Clarity is the silliest one of all. Supposedly, a perfect diamond has no ‘inclusions’; permanent flaws or marks in the inside of the stone. As I was choosing a stone, the saleswoman would tell me about each stone, show me the stone under a magnifying glass, and point out to me all of the flaws and inclusions of each.
I just pretended to see them…
Reflecting back, I thought, “Wow! Talk about nickel and diming a rock!” The poor little things are subject to so much subjective scrutiny. No one but me seems to be amazed at the fact that these shiny, valuable rocks actually started as a worthless, common lumps of carbon.
And isn’t it the same with us?
Life is not some big scorecard of the bad things you do vs the good things you do. There are no angels in heaven making tick marks under the “naughty” and “nice” columns.
And yet we insist so much on keeping score against our fellow men. Judgment (the unrighteous kind) is when you assume you know the non-existent score on someone else’s scorecard.
This life isn’t about keeping score, it’s about becoming something! And what are you becoming?

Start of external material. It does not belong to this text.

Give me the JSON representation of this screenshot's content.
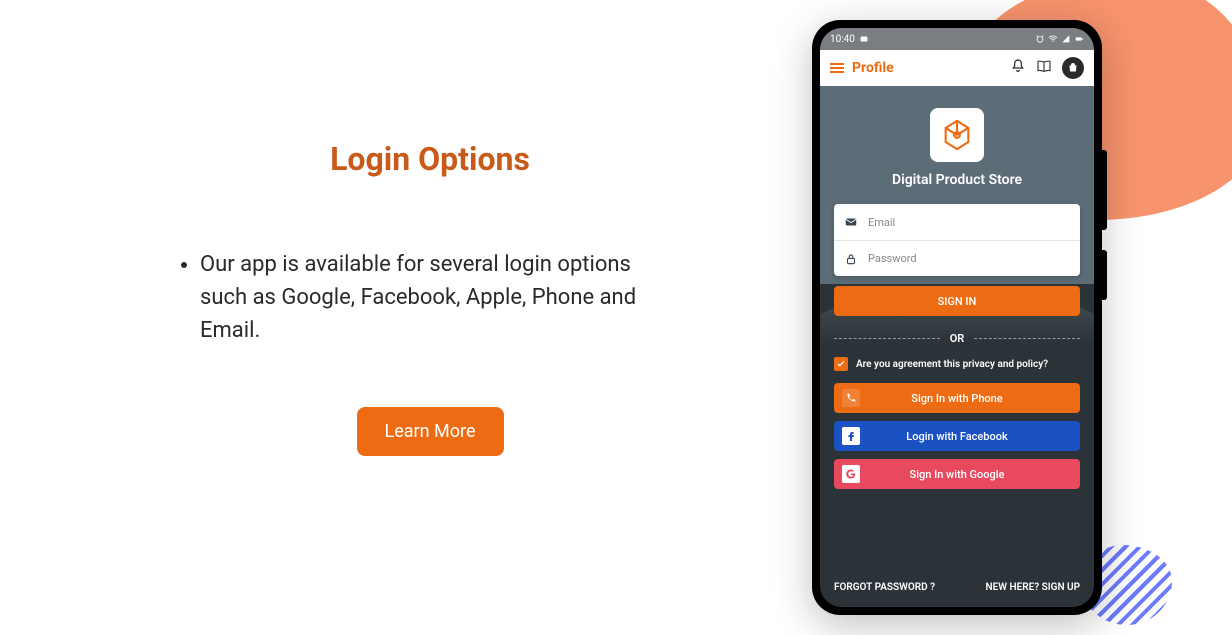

The final judgement will take into account the totality of your life’s existence; your good, bad, and ugly moments. The judgement will not be a recounting or retelling of your life’s good deeds and misdeeds. It will be an evaluation of what you have become. Have you become the ‘manner of men ye ought to be’?

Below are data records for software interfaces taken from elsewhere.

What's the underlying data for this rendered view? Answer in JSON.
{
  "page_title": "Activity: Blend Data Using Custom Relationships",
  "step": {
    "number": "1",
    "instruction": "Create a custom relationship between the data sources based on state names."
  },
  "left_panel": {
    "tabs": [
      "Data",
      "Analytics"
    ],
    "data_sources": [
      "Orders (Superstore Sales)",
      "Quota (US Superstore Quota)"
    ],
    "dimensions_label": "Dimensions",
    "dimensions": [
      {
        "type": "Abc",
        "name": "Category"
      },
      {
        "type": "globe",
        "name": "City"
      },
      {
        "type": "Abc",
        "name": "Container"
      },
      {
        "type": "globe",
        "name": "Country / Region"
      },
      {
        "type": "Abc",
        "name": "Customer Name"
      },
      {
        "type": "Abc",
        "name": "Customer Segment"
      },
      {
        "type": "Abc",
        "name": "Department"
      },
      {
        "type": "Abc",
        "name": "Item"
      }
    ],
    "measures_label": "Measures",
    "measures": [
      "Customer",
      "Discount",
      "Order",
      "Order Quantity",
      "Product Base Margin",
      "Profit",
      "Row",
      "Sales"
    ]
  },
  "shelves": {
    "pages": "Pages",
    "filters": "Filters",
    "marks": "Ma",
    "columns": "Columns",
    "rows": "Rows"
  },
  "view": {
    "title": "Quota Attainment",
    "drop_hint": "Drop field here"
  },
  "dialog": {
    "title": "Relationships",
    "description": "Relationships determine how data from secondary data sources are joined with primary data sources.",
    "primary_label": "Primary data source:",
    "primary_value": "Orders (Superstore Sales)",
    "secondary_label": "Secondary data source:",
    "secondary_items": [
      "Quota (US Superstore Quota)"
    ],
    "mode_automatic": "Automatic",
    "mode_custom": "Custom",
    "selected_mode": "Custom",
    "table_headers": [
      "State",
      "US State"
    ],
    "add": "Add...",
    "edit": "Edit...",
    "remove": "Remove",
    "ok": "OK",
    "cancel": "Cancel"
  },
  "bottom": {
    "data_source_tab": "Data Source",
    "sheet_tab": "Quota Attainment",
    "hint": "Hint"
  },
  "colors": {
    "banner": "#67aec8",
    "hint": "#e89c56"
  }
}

This is why no one is fit to judge (and why all human judgment is erred), because there is no way to see the totality of your heart – what you’ve been through and what you’ve become – where you’ve come from and where you are today.
Sometimes we get down on ourselves. This is usually because we look at ourselves under the magnifying glass of the present, looking for all the imperfections. In these moments, we would be well advised to take a moment and reflect on the lump of coal we started as, and what we have become since.
Understanding this makes living the gospel much more practical and doable. Rather than focusing on repenting of every little thing we do wrong, we can just relax and take the long view of our lives. Over the long term, we take on ourselves the name of Christ, learning and perfecting over our whole life what that means. We become a truer disciple very slowly over time.
One can quickly tire of living the gospel if we focus on keeping a postive win-loss column. We will be more successfull if we simply enjoy the ride, and be content to slowly become what we were meant to become.